EXERCISE DESCRIPTION: Reproduce all of the data exactly as written.

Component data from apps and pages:
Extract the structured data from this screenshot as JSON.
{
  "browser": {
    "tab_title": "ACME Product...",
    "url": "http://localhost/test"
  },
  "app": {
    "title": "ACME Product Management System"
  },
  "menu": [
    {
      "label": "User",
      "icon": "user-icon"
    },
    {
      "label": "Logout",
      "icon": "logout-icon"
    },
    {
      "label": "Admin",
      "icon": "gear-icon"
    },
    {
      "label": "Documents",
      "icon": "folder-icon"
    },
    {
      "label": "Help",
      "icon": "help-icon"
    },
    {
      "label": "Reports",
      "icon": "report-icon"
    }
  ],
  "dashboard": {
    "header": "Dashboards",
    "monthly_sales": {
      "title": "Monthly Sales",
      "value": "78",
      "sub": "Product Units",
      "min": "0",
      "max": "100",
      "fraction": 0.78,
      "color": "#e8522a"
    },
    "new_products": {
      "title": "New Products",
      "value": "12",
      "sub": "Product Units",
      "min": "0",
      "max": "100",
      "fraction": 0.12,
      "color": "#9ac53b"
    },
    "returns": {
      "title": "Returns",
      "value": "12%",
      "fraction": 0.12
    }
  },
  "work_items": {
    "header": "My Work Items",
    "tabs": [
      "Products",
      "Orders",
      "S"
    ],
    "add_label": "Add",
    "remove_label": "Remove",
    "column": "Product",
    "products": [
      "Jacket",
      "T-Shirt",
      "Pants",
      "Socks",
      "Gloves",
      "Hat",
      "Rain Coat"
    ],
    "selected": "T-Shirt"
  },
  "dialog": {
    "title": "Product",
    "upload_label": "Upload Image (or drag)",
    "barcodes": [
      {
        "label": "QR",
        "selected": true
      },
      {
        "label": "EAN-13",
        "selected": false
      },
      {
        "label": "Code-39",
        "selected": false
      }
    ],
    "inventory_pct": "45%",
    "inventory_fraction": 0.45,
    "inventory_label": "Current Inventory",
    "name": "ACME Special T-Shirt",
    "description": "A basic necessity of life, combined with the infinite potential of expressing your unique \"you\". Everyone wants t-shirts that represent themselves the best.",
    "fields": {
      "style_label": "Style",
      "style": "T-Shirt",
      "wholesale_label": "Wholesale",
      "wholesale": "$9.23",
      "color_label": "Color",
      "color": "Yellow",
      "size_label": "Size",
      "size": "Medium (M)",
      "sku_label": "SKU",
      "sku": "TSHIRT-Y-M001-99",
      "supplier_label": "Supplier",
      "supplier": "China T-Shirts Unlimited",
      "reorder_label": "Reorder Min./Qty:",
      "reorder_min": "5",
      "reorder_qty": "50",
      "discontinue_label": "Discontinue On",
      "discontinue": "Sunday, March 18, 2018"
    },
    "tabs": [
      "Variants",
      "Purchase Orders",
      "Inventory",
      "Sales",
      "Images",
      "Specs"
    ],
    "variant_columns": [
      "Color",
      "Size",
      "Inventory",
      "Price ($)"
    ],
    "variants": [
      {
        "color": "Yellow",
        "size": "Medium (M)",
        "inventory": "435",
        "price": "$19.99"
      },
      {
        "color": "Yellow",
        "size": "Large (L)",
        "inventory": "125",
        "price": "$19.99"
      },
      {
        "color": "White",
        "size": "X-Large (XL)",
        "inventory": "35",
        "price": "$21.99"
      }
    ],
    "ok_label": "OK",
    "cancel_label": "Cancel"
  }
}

FINISHED TASK:
Extract the structured data from this screenshot as JSON.
{
  "browser": {
    "tab_title": "ACME Product...",
    "url": "http://localhost/test"
  },
  "app": {
    "title": "ACME Product Management System"
  },
  "menu": [
    {
      "label": "User",
      "icon": "user-icon"
    },
    {
      "label": "Logout",
      "icon": "logout-icon"
    },
    {
      "label": "Admin",
      "icon": "gear-icon"
    },
    {
      "label": "Documents",
      "icon": "folder-icon"
    },
    {
      "label": "Help",
      "icon": "help-icon"
    },
    {
      "label": "Reports",
      "icon": "report-icon"
    }
  ],
  "dashboard": {
    "header": "Dashboards",
    "monthly_sales": {
      "title": "Monthly Sales",
      "value": "78",
      "sub": "Product Units",
      "min": "0",
      "max": "100",
      "fraction": 0.78,
      "color": "#e8522a"
    },
    "new_products": {
      "title": "New Products",
      "value": "12",
      "sub": "Product Units",
      "min": "0",
      "max": "100",
      "fraction": 0.12,
      "color": "#9ac53b"
    },
    "returns": {
      "title": "Returns",
      "value": "12%",
      "fraction": 0.12
    }
  },
  "work_items": {
    "header": "My Work Items",
    "tabs": [
      "Products",
      "Orders",
      "S"
    ],
    "add_label": "Add",
    "remove_label": "Remove",
    "column": "Product",
    "products": [
      "Jacket",
      "T-Shirt",
      "Pants",
      "Socks",
      "Gloves",
      "Hat",
      "Rain Coat"
    ],
    "selected": "T-Shirt"
  },
  "dialog": {
    "title": "Product",
    "upload_label": "Upload Image (or drag)",
    "barcodes": [
      {
        "label": "QR",
        "selected": true
      },
      {
        "label": "EAN-13",
        "selected": false
      },
      {
        "label": "Code-39",
        "selected": false
      }
    ],
    "inventory_pct": "45%",
    "inventory_fraction": 0.45,
    "inventory_label": "Current Inventory",
    "name": "ACME Special T-Shirt",
    "description": "A basic necessity of life, combined with the infinite potential of expressing your unique \"you\". Everyone wants t-shirts that represent themselves the best.",
    "fields": {
      "style_label": "Style",
      "style": "T-Shirt",
      "wholesale_label": "Wholesale",
      "wholesale": "$9.23",
      "color_label": "Color",
      "color": "Yellow",
      "size_label": "Size",
      "size": "Medium (M)",
      "sku_label": "SKU",
      "sku": "TSHIRT-Y-M001-99",
      "supplier_label": "Supplier",
      "supplier": "China T-Shirts Unlimited",
      "reorder_label": "Reorder Min./Qty:",
      "reorder_min": "5",
      "reorder_qty": "50",
      "discontinue_label": "Discontinue On",
      "discontinue": "Sunday, March 18, 2018"
    },
    "tabs": [
      "Variants",
      "Purchase Orders",
      "Inventory",
      "Sales",
      "Images",
      "Specs"
    ],
    "variant_columns": [
      "Color",
      "Size",
      "Inventory",
      "Price ($)"
    ],
    "variants": [
      {
        "color": "Yellow",
        "size": "Medium (M)",
        "inventory": "435",
        "price": "$19.99"
      },
      {
        "color": "Yellow",
        "size": "Large (L)",
        "inventory": "125",
        "price": "$19.99"
      },
      {
        "color": "White",
        "size": "X-Large (XL)",
        "inventory": "35",
        "price": "$21.99"
      }
    ],
    "ok_label": "OK",
    "cancel_label": "Cancel"
  }
}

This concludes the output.